Task goal
Nothing in the listing may change. Repeat all of it.
──────── Data section ────────
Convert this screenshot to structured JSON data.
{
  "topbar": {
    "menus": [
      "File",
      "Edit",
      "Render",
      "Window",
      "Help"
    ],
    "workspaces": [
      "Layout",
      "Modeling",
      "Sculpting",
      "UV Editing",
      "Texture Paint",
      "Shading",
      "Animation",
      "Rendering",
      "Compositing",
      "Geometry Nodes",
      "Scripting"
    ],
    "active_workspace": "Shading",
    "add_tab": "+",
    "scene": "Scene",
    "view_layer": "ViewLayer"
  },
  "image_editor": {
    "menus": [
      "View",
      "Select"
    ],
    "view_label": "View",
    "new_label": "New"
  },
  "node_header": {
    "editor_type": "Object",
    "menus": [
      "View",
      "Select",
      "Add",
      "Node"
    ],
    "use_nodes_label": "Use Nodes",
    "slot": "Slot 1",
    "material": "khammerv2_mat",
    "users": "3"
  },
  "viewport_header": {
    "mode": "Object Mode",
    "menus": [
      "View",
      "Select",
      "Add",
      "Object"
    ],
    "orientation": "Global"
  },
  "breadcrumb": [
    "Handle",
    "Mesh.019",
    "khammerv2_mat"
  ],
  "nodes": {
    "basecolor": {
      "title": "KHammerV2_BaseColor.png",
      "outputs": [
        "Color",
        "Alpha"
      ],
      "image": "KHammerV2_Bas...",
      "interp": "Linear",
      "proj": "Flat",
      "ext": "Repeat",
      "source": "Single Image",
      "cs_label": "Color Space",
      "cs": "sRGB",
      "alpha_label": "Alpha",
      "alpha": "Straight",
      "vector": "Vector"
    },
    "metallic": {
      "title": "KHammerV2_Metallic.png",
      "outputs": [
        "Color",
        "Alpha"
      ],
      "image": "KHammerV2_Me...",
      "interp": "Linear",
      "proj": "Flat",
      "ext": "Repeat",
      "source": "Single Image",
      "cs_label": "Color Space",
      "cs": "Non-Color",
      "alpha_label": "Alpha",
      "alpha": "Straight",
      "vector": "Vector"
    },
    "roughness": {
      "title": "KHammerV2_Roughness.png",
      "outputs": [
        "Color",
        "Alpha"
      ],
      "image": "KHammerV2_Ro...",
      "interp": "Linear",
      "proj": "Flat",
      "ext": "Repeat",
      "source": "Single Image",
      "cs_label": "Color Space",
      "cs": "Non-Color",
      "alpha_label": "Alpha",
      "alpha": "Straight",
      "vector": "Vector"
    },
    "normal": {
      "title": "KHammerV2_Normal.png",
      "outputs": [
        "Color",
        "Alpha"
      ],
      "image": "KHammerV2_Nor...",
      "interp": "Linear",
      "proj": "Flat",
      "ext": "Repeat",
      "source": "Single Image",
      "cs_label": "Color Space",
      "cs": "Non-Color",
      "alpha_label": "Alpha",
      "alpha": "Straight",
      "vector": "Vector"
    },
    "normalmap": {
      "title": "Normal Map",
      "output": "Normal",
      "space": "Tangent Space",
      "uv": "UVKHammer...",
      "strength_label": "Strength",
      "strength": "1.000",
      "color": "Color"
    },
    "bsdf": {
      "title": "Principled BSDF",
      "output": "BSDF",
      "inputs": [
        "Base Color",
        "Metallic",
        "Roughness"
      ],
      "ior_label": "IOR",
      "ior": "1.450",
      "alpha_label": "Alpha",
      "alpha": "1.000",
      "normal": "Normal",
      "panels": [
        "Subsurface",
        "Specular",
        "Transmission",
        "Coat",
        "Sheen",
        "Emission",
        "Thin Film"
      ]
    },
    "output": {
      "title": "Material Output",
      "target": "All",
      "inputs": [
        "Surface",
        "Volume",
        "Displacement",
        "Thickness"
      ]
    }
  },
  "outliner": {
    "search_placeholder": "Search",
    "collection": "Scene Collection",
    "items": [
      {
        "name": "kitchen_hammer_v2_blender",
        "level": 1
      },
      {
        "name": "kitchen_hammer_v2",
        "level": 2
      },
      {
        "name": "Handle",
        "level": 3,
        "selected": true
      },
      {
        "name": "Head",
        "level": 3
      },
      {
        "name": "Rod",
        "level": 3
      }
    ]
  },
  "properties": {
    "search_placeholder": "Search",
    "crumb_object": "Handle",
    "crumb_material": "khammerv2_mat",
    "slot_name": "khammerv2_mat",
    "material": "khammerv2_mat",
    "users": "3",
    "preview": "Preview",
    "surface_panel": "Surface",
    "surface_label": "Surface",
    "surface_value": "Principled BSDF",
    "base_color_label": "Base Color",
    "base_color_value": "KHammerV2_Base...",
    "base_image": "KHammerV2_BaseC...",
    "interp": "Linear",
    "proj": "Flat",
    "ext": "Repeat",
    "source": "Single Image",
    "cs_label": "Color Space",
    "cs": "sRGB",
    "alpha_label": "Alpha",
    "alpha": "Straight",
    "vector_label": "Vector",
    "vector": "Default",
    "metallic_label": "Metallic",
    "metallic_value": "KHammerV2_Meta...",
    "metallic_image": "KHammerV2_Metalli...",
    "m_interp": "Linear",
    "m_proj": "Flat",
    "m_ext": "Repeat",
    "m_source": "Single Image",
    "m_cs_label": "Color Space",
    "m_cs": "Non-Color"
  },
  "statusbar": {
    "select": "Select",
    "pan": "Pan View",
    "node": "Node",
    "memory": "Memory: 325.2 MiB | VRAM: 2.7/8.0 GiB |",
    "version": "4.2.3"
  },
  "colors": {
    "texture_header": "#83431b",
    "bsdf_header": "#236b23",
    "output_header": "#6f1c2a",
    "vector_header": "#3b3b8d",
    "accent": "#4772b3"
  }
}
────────
Answer area
Convert this screenshot to structured JSON data.
{
  "topbar": {
    "menus": [
      "File",
      "Edit",
      "Render",
      "Window",
      "Help"
    ],
    "workspaces": [
      "Layout",
      "Modeling",
      "Sculpting",
      "UV Editing",
      "Texture Paint",
      "Shading",
      "Animation",
      "Rendering",
      "Compositing",
      "Geometry Nodes",
      "Scripting"
    ],
    "active_workspace": "Shading",
    "add_tab": "+",
    "scene": "Scene",
    "view_layer": "ViewLayer"
  },
  "image_editor": {
    "menus": [
      "View",
      "Select"
    ],
    "view_label": "View",
    "new_label": "New"
  },
  "node_header": {
    "editor_type": "Object",
    "menus": [
      "View",
      "Select",
      "Add",
      "Node"
    ],
    "use_nodes_label": "Use Nodes",
    "slot": "Slot 1",
    "material": "khammerv2_mat",
    "users": "3"
  },
  "viewport_header": {
    "mode": "Object Mode",
    "menus": [
      "View",
      "Select",
      "Add",
      "Object"
    ],
    "orientation": "Global"
  },
  "breadcrumb": [
    "Handle",
    "Mesh.019",
    "khammerv2_mat"
  ],
  "nodes": {
    "basecolor": {
      "title": "KHammerV2_BaseColor.png",
      "outputs": [
        "Color",
        "Alpha"
      ],
      "image": "KHammerV2_Bas...",
      "interp": "Linear",
      "proj": "Flat",
      "ext": "Repeat",
      "source": "Single Image",
      "cs_label": "Color Space",
      "cs": "sRGB",
      "alpha_label": "Alpha",
      "alpha": "Straight",
      "vector": "Vector"
    },
    "metallic": {
      "title": "KHammerV2_Metallic.png",
      "outputs": [
        "Color",
        "Alpha"
      ],
      "image": "KHammerV2_Me...",
      "interp": "Linear",
      "proj": "Flat",
      "ext": "Repeat",
      "source": "Single Image",
      "cs_label": "Color Space",
      "cs": "Non-Color",
      "alpha_label": "Alpha",
      "alpha": "Straight",
      "vector": "Vector"
    },
    "roughness": {
      "title": "KHammerV2_Roughness.png",
      "outputs": [
        "Color",
        "Alpha"
      ],
      "image": "KHammerV2_Ro...",
      "interp": "Linear",
      "proj": "Flat",
      "ext": "Repeat",
      "source": "Single Image",
      "cs_label": "Color Space",
      "cs": "Non-Color",
      "alpha_label": "Alpha",
      "alpha": "Straight",
      "vector": "Vector"
    },
    "normal": {
      "title": "KHammerV2_Normal.png",
      "outputs": [
        "Color",
        "Alpha"
      ],
      "image": "KHammerV2_Nor...",
      "interp": "Linear",
      "proj": "Flat",
      "ext": "Repeat",
      "source": "Single Image",
      "cs_label": "Color Space",
      "cs": "Non-Color",
      "alpha_label": "Alpha",
      "alpha": "Straight",
      "vector": "Vector"
    },
    "normalmap": {
      "title": "Normal Map",
      "output": "Normal",
      "space": "Tangent Space",
      "uv": "UVKHammer...",
      "strength_label": "Strength",
      "strength": "1.000",
      "color": "Color"
    },
    "bsdf": {
      "title": "Principled BSDF",
      "output": "BSDF",
      "inputs": [
        "Base Color",
        "Metallic",
        "Roughness"
      ],
      "ior_label": "IOR",
      "ior": "1.450",
      "alpha_label": "Alpha",
      "alpha": "1.000",
      "normal": "Normal",
      "panels": [
        "Subsurface",
        "Specular",
        "Transmission",
        "Coat",
        "Sheen",
        "Emission",
        "Thin Film"
      ]
    },
    "output": {
      "title": "Material Output",
      "target": "All",
      "inputs": [
        "Surface",
        "Volume",
        "Displacement",
        "Thickness"
      ]
    }
  },
  "outliner": {
    "search_placeholder": "Search",
    "collection": "Scene Collection",
    "items": [
      {
        "name": "kitchen_hammer_v2_blender",
        "level": 1
      },
      {
        "name": "kitchen_hammer_v2",
        "level": 2
      },
      {
        "name": "Handle",
        "level": 3,
        "selected": true
      },
      {
        "name": "Head",
        "level": 3
      },
      {
        "name": "Rod",
        "level": 3
      }
    ]
  },
  "properties": {
    "search_placeholder": "Search",
    "crumb_object": "Handle",
    "crumb_material": "khammerv2_mat",
    "slot_name": "khammerv2_mat",
    "material": "khammerv2_mat",
    "users": "3",
    "preview": "Preview",
    "surface_panel": "Surface",
    "surface_label": "Surface",
    "surface_value": "Principled BSDF",
    "base_color_label": "Base Color",
    "base_color_value": "KHammerV2_Base...",
    "base_image": "KHammerV2_BaseC...",
    "interp": "Linear",
    "proj": "Flat",
    "ext": "Repeat",
    "source": "Single Image",
    "cs_label": "Color Space",
    "cs": "sRGB",
    "alpha_label": "Alpha",
    "alpha": "Straight",
    "vector_label": "Vector",
    "vector": "Default",
    "metallic_label": "Metallic",
    "metallic_value": "KHammerV2_Meta...",
    "metallic_image": "KHammerV2_Metalli...",
    "m_interp": "Linear",
    "m_proj": "Flat",
    "m_ext": "Repeat",
    "m_source": "Single Image",
    "m_cs_label": "Color Space",
    "m_cs": "Non-Color"
  },
  "statusbar": {
    "select": "Select",
    "pan": "Pan View",
    "node": "Node",
    "memory": "Memory: 325.2 MiB | VRAM: 2.7/8.0 GiB |",
    "version": "4.2.3"
  },
  "colors": {
    "texture_header": "#83431b",
    "bsdf_header": "#236b23",
    "output_header": "#6f1c2a",
    "vector_header": "#3b3b8d",
    "accent": "#4772b3"
  }
}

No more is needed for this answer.